In a year where we were continuously caught off guard, expectations versus reality became a recurring theme. Despite this unpredictability, amid labor shortages and supply chain crises, performance expectations set records in various industries across the globe.
Leaders who followed the science of human behavior took note of several key factors. To achieve greatness during challenging times, organizations looked to autonomy, cognitive capacity, and inclusion among others. Have a look at some of our most popular content this year in performance management.
Blogs on Performance
6 Benefits of Creating More Inclusive Workplaces
Psychological safety, wellbeing, and prosocial behavior aren’t the only benefits of maximizing inclusion in the workplace.
3 Easy Ways to Improve Performance Management in Times of Crisis
Rob Ollander-KraneHigh performance doesn’t come naturally, leaders have to know how to engage their teams with productive conversations that motivate through difficult times.
3 Ways to Hack Your Calendar for Better Focus
Dr. David RockPrioritize important work first thing in the morning when your brain is fresh, and other easy tips for making the most out of a busy day.
Change Management Insights from 2021: Q&A with Nicson White
One of the biggest insights for enterprise-change strategy is the focus on an everyone-to-everyone approach as opposed to the traditional approach of a leader’s mindset and behaviors cascading throughout an organization. There’s a wealth of research that supports that theory, that the single greatest change determinant is the belief that others are making change, too. We’ve seen this reinforced in the change data from our client work this year where organizations who define culture for the enterprise, rather than leaders alone, and implement accordingly, create change faster and with greater lasting effects.
What’s one top trend you’re seeing that will impact organizations in 2022?
Something I’m observing is a healthy shift towards simplification. I don’t mean simplification in terms of finding cost efficiencies, but from a change-management perspective, where the goal is to minimize noise by focusing on fewer priorities. From a neuroscience standpoint, employee cognitive capacity is measurably affected when we’re overwhelmed. I’m seeing CEOs push their teams harder to prioritize, such as having fewer KPIs to allow people to focus on large, shared goals, and streamlining multiple culture frameworks down to one that the entire organization can get behind.

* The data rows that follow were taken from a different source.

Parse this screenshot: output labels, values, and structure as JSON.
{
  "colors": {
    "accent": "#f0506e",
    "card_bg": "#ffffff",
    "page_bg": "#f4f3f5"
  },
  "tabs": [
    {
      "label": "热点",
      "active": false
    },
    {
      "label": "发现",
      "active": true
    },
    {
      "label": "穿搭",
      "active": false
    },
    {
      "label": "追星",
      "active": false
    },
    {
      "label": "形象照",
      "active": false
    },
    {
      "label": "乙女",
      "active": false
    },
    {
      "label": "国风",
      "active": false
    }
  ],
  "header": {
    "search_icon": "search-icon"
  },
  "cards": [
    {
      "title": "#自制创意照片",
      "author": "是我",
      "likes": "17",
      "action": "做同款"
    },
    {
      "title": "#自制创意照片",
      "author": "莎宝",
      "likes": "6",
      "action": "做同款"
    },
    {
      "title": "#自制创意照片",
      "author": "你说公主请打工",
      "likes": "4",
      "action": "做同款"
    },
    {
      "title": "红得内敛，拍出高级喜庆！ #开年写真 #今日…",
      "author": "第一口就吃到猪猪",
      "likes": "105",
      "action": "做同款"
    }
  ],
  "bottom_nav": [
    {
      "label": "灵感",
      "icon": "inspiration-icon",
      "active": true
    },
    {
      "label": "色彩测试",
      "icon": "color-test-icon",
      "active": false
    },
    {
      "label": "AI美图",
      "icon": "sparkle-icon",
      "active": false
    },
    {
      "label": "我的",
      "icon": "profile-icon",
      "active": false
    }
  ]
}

What’s one habit you’re planning on implementing or changing next year?
Next year we’ll be driving a theme around, “true, according to neuroscience.” With this focus, we can help our clients approach change management by finding out where hidden and known assumptions are at play, assess how companies’ practices are aligned with what we know about how the brain views motivation, and challenge clients to attempt less in order to achieve more by implementing change from a neuroscience perspective.
For more from Nicson, visit his LinkedIn Profile.